**Extracted information**

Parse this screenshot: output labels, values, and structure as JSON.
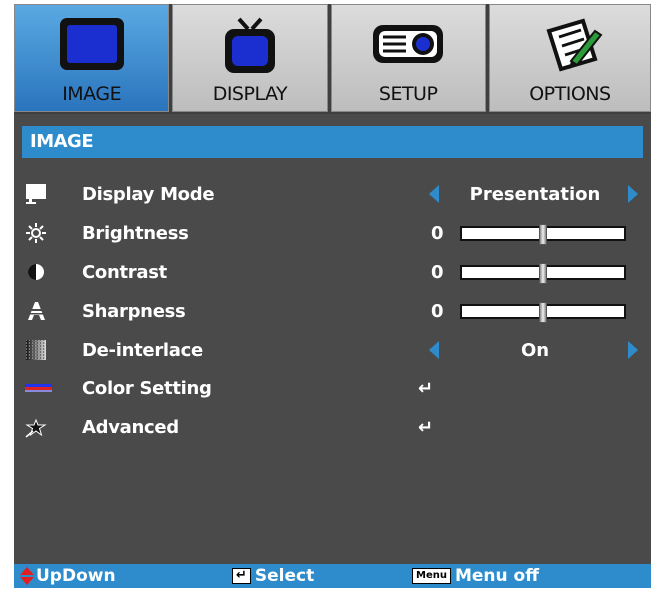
{
  "tabs": [
    {
      "label": "IMAGE",
      "icon": "monitor-icon",
      "active": true
    },
    {
      "label": "DISPLAY",
      "icon": "tv-icon",
      "active": false
    },
    {
      "label": "SETUP",
      "icon": "projector-icon",
      "active": false
    },
    {
      "label": "OPTIONS",
      "icon": "notepad-pencil-icon",
      "active": false
    }
  ],
  "section_title": "IMAGE",
  "items": [
    {
      "label": "Display Mode",
      "icon": "monitor-icon",
      "value": "Presentation"
    },
    {
      "label": "Brightness",
      "icon": "sun-icon",
      "value": "0",
      "level": 0.5
    },
    {
      "label": "Contrast",
      "icon": "contrast-icon",
      "value": "0",
      "level": 0.5
    },
    {
      "label": "Sharpness",
      "icon": "sharpness-icon",
      "value": "0",
      "level": 0.5
    },
    {
      "label": "De-interlace",
      "icon": "deinterlace-icon",
      "value": "On"
    },
    {
      "label": "Color Setting",
      "icon": "color-bars-icon",
      "value": "↵"
    },
    {
      "label": "Advanced",
      "icon": "star-icon",
      "value": "↵"
    }
  ],
  "footer": {
    "updown": "UpDown",
    "select": "Select",
    "menu_key": "Menu",
    "menu_off": "Menu off"
  },
  "colors": {
    "accent": "#2e8ccc",
    "background": "#4a4a4a"
  }
}
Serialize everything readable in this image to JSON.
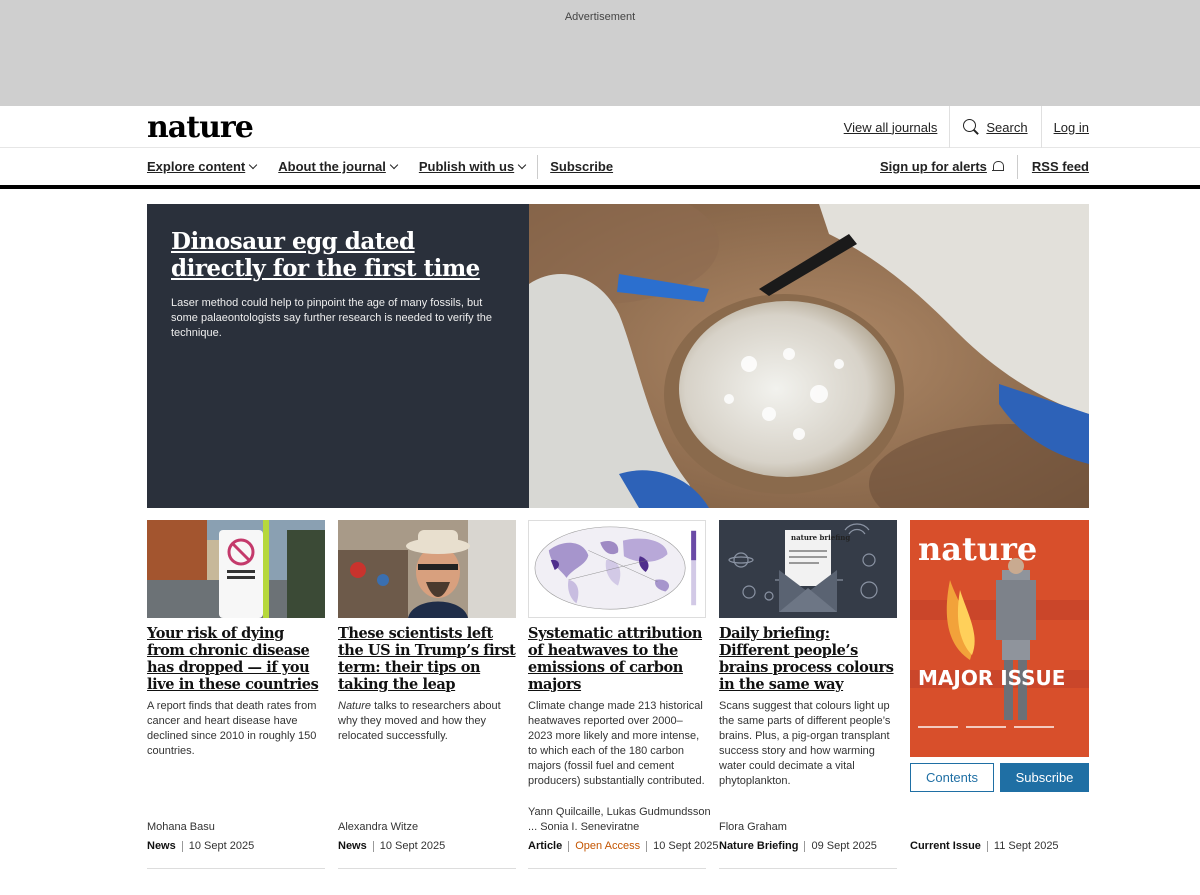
{
  "ad": {
    "label": "Advertisement"
  },
  "header": {
    "logo": "nature",
    "view_all_journals": "View all journals",
    "search": "Search",
    "login": "Log in"
  },
  "nav": {
    "items": [
      "Explore content",
      "About the journal",
      "Publish with us"
    ],
    "subscribe": "Subscribe",
    "alerts": "Sign up for alerts",
    "rss": "RSS feed"
  },
  "hero": {
    "title": "Dinosaur egg dated directly for the first time",
    "subtitle": "Laser method could help to pinpoint the age of many fossils, but some palaeontologists say further research is needed to verify the technique."
  },
  "cards": [
    {
      "title": "Your risk of dying from chronic disease has dropped — if you live in these countries",
      "desc": "A report finds that death rates from cancer and heart disease have declined since 2010 in roughly 150 countries.",
      "author": "Mohana Basu",
      "type": "News",
      "date": "10 Sept 2025"
    },
    {
      "title": "These scientists left the US in Trump’s first term: their tips on taking the leap",
      "desc_em": "Nature",
      "desc": " talks to researchers about why they moved and how they relocated successfully.",
      "author": "Alexandra Witze",
      "type": "News",
      "date": "10 Sept 2025"
    },
    {
      "title": "Systematic attribution of heatwaves to the emissions of carbon majors",
      "desc": "Climate change made 213 historical heatwaves reported over 2000–2023 more likely and more intense, to which each of the 180 carbon majors (fossil fuel and cement producers) substantially contributed.",
      "author": "Yann Quilcaille, Lukas Gudmundsson",
      "author2": "... Sonia I. Seneviratne",
      "type": "Article",
      "access": "Open Access",
      "date": "10 Sept 2025"
    },
    {
      "title": "Daily briefing: Different people’s brains process colours in the same way",
      "desc": "Scans suggest that colours light up the same parts of different people’s brains. Plus, a pig-organ transplant success story and how warming water could decimate a vital phytoplankton.",
      "author": "Flora Graham",
      "type": "Nature Briefing",
      "date": "09 Sept 2025",
      "thumb_text": "nature briefing"
    },
    {
      "type": "Current Issue",
      "date": "11 Sept 2025",
      "cover_logo": "nature",
      "cover_headline": "MAJOR ISSUE",
      "contents_label": "Contents",
      "subscribe_label": "Subscribe"
    }
  ],
  "colors": {
    "hero_bg": "#2a303b",
    "link_blue": "#1f6fa4",
    "open_access": "#c45500",
    "cover_bg": "#d84f2b"
  }
}
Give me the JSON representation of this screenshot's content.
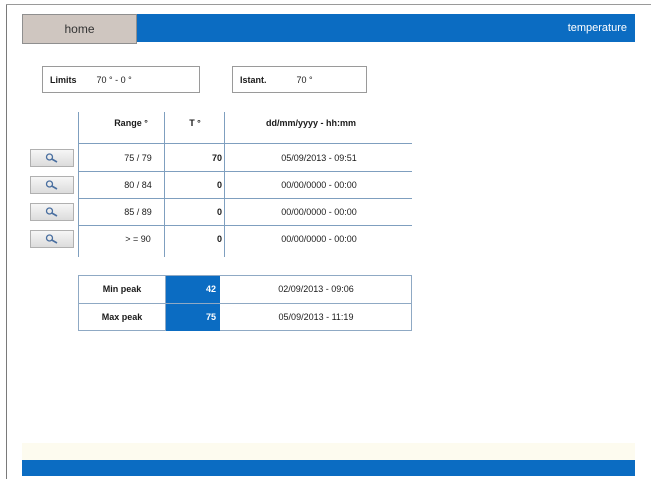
{
  "header": {
    "home_label": "home",
    "title": "temperature"
  },
  "limits": {
    "label": "Limits",
    "value": "70 ° - 0 °"
  },
  "istant": {
    "label": "Istant.",
    "value": "70 °"
  },
  "table": {
    "headers": {
      "range": "Range °",
      "t": "T °",
      "date": "dd/mm/yyyy - hh:mm"
    },
    "rows": [
      {
        "range": "75 / 79",
        "t": "70",
        "date": "05/09/2013 - 09:51"
      },
      {
        "range": "80 / 84",
        "t": "0",
        "date": "00/00/0000 - 00:00"
      },
      {
        "range": "85 / 89",
        "t": "0",
        "date": "00/00/0000 - 00:00"
      },
      {
        "range": "> = 90",
        "t": "0",
        "date": "00/00/0000 - 00:00"
      }
    ]
  },
  "peaks": {
    "min": {
      "label": "Min peak",
      "value": "42",
      "date": "02/09/2013 - 09:06"
    },
    "max": {
      "label": "Max peak",
      "value": "75",
      "date": "05/09/2013 - 11:19"
    }
  },
  "icons": {
    "row_button": "magnifier-icon"
  },
  "colors": {
    "accent": "#0b6cc2",
    "home_tab": "#cfc6c0",
    "grid": "#7f9fbf"
  }
}
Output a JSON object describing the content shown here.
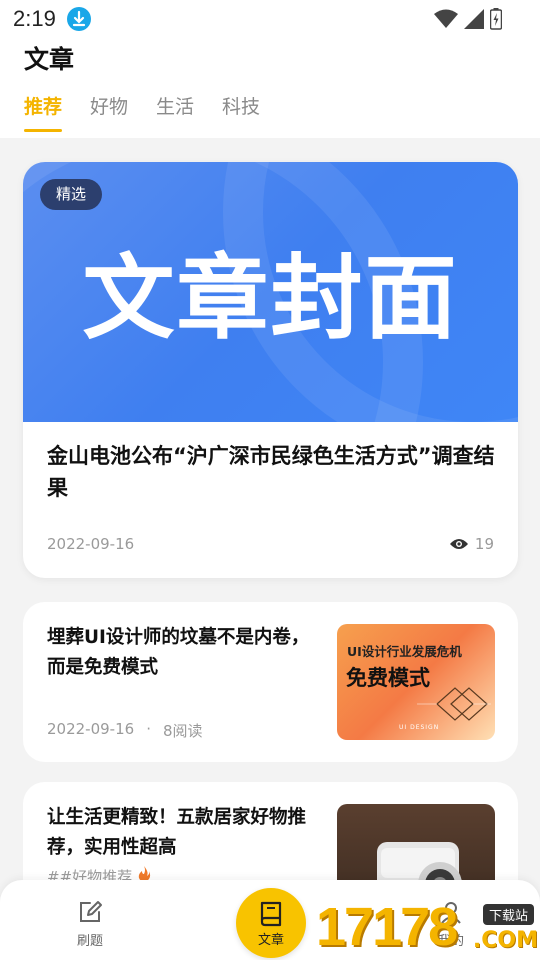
{
  "status_bar": {
    "time": "2:19",
    "icons": [
      "download-icon",
      "wifi-icon",
      "signal-icon",
      "battery-icon"
    ]
  },
  "header": {
    "title": "文章",
    "tabs": [
      {
        "label": "推荐",
        "active": true
      },
      {
        "label": "好物"
      },
      {
        "label": "生活"
      },
      {
        "label": "科技"
      }
    ]
  },
  "feature": {
    "badge": "精选",
    "cover_text": "文章封面",
    "title": "金山电池公布“沪广深市民绿色生活方式”调查结果",
    "date": "2022-09-16",
    "views": "19"
  },
  "articles": [
    {
      "title": "埋葬UI设计师的坟墓不是内卷，而是免费模式",
      "date": "2022-09-16",
      "separator": "·",
      "reads": "8阅读",
      "thumb_line1": "UI设计行业发展危机",
      "thumb_line2": "免费模式",
      "thumb_foot": "UI DESIGN"
    },
    {
      "title": "让生活更精致！五款居家好物推荐，实用性超高",
      "tag": "##好物推荐"
    }
  ],
  "tabbar": {
    "items": [
      {
        "label": "刷题",
        "icon": "edit-icon"
      },
      {
        "label": "文章",
        "icon": "book-icon",
        "active": true
      },
      {
        "label": "我的",
        "icon": "user-icon"
      }
    ]
  },
  "watermark": {
    "digits": "17178",
    "tag": "下载站",
    "suffix": ".COM"
  },
  "colors": {
    "accent": "#f4b400",
    "cover_blue": "#3f7ff0",
    "badge_bg": "#2c3f6e"
  }
}
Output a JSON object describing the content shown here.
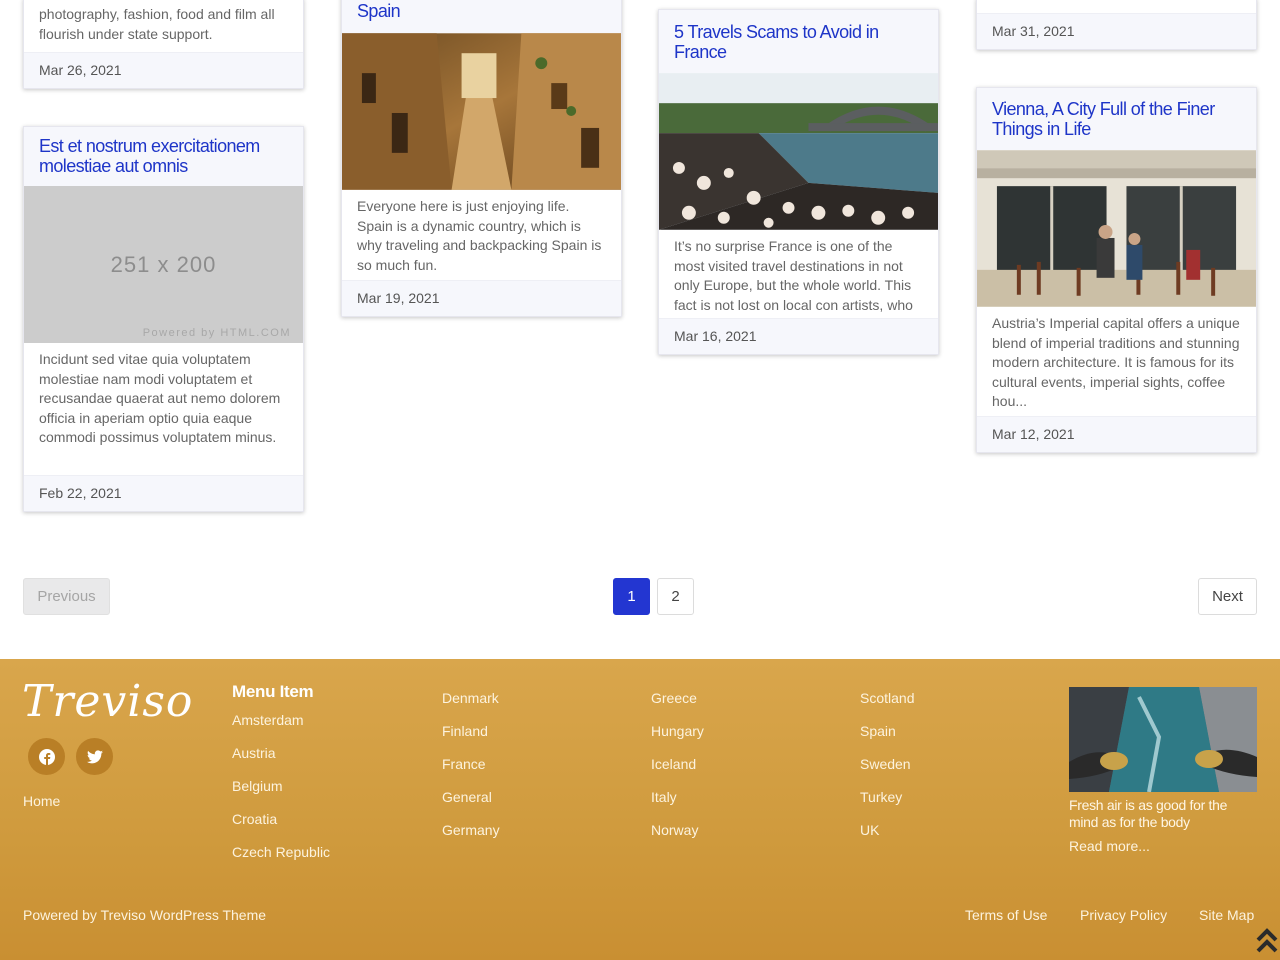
{
  "cards": [
    {
      "id": "c1",
      "title": "",
      "excerpt_tail": "photography, fashion, food and film all flourish under state support.",
      "date": "Mar 26, 2021"
    },
    {
      "id": "c2",
      "title": "Est et nostrum exercitationem molestiae aut omnis",
      "image_placeholder": "251 x 200",
      "image_watermark": "Powered by HTML.COM",
      "excerpt": "Incidunt sed vitae quia voluptatem molestiae nam modi voluptatem et recusandae quaerat aut nemo dolorem officia in aperiam optio quia eaque commodi possimus voluptatem minus.",
      "date": "Feb 22, 2021"
    },
    {
      "id": "c3",
      "title_tail": "Spain",
      "excerpt": "Everyone here is just enjoying life. Spain is a dynamic country, which is why traveling and backpacking Spain is so much fun.",
      "date": "Mar 19, 2021"
    },
    {
      "id": "c4",
      "title": "5 Travels Scams to Avoid in France",
      "excerpt": "It’s no surprise France is one of the most visited travel destinations in not only Europe, but the whole world. This fact is not lost on local con artists, who have c...",
      "date": "Mar 16, 2021"
    },
    {
      "id": "c5",
      "date": "Mar 31, 2021"
    },
    {
      "id": "c6",
      "title": "Vienna, A City Full of the Finer Things in Life",
      "excerpt": "Austria’s Imperial capital offers a unique blend of imperial traditions and stunning modern architecture. It is famous for its cultural events, imperial sights, coffee hou...",
      "date": "Mar 12, 2021"
    }
  ],
  "pagination": {
    "previous": "Previous",
    "next": "Next",
    "pages": [
      "1",
      "2"
    ],
    "current": "1"
  },
  "footer": {
    "brand": "Treviso",
    "social_icons": [
      "facebook-icon",
      "twitter-icon"
    ],
    "home": "Home",
    "menu_heading": "Menu Item",
    "menu_columns": [
      [
        "Amsterdam",
        "Austria",
        "Belgium",
        "Croatia",
        "Czech Republic"
      ],
      [
        "Denmark",
        "Finland",
        "France",
        "General",
        "Germany"
      ],
      [
        "Greece",
        "Hungary",
        "Iceland",
        "Italy",
        "Norway"
      ],
      [
        "Scotland",
        "Spain",
        "Sweden",
        "Turkey",
        "UK"
      ]
    ],
    "promo_caption": "Fresh air is as good for the mind as for the body",
    "promo_more": "Read more...",
    "powered_by": "Powered by Treviso WordPress Theme",
    "bottom_links": [
      "Terms of Use",
      "Privacy Policy",
      "Site Map"
    ],
    "to_top_icon": "double-chevron-up-icon"
  },
  "colors": {
    "title_blue": "#1e35c8",
    "pagination_active": "#2336d1",
    "footer_gold": "#d4a045"
  }
}
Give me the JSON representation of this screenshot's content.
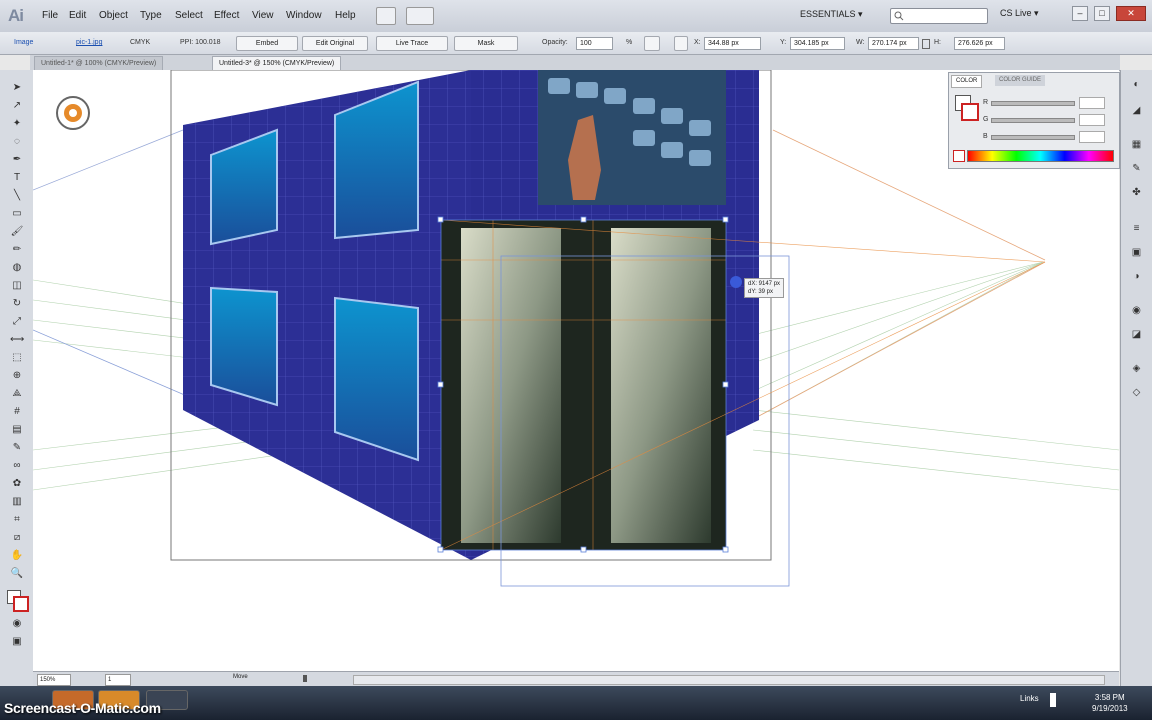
{
  "app": {
    "logo": "Ai",
    "workspace": "ESSENTIALS ▾",
    "cslive": "CS Live ▾"
  },
  "menu": [
    "File",
    "Edit",
    "Object",
    "Type",
    "Select",
    "Effect",
    "View",
    "Window",
    "Help"
  ],
  "control": {
    "selection": "Image",
    "link": "pic-1.jpg",
    "mode": "CMYK",
    "ppi": "PPI: 100.018",
    "embed": "Embed",
    "edit_original": "Edit Original",
    "live_trace": "Live Trace",
    "mask": "Mask",
    "opacity_label": "Opacity:",
    "opacity_value": "100",
    "opacity_unit": "%",
    "x_label": "X:",
    "x_value": "344.88 px",
    "y_label": "Y:",
    "y_value": "304.185 px",
    "w_label": "W:",
    "w_value": "270.174 px",
    "h_label": "H:",
    "h_value": "276.626 px"
  },
  "tabs": [
    {
      "label": "Untitled-1* @ 100% (CMYK/Preview)",
      "active": false
    },
    {
      "label": "Untitled-3* @ 150% (CMYK/Preview)",
      "active": true
    }
  ],
  "tooltip": {
    "dx": "dX: 9147 px",
    "dy": "dY: 39 px"
  },
  "color_panel": {
    "tabs": [
      "COLOR",
      "COLOR GUIDE"
    ],
    "channels": [
      "R",
      "G",
      "B"
    ]
  },
  "status": {
    "zoom": "150%",
    "artboard": "1",
    "tool": "Move"
  },
  "taskbar": {
    "watermark": "Screencast-O-Matic.com",
    "lang": "Links",
    "time": "3:58 PM",
    "date": "9/19/2013"
  },
  "colors": {
    "accent": "#2a2f8f",
    "window_glass": "#1ba7d6"
  }
}
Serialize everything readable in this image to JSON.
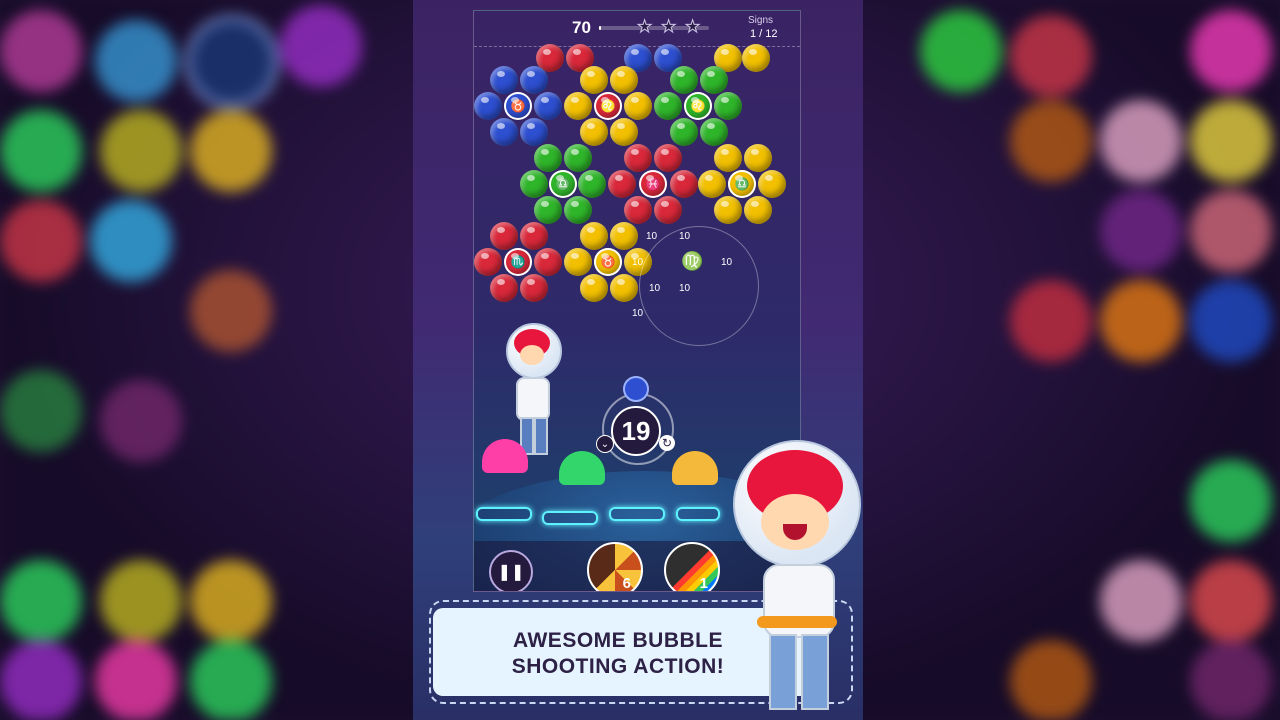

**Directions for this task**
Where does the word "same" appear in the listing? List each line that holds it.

**Exercise answer**
      "title": "Daily briefing: Different people’s brains process colours in the same way",
      "desc": "Scans suggest that colours light up the same parts of different people’s brains. Plus, a pig-organ transplant success story and how warming water could decimate a vital phytoplankton.",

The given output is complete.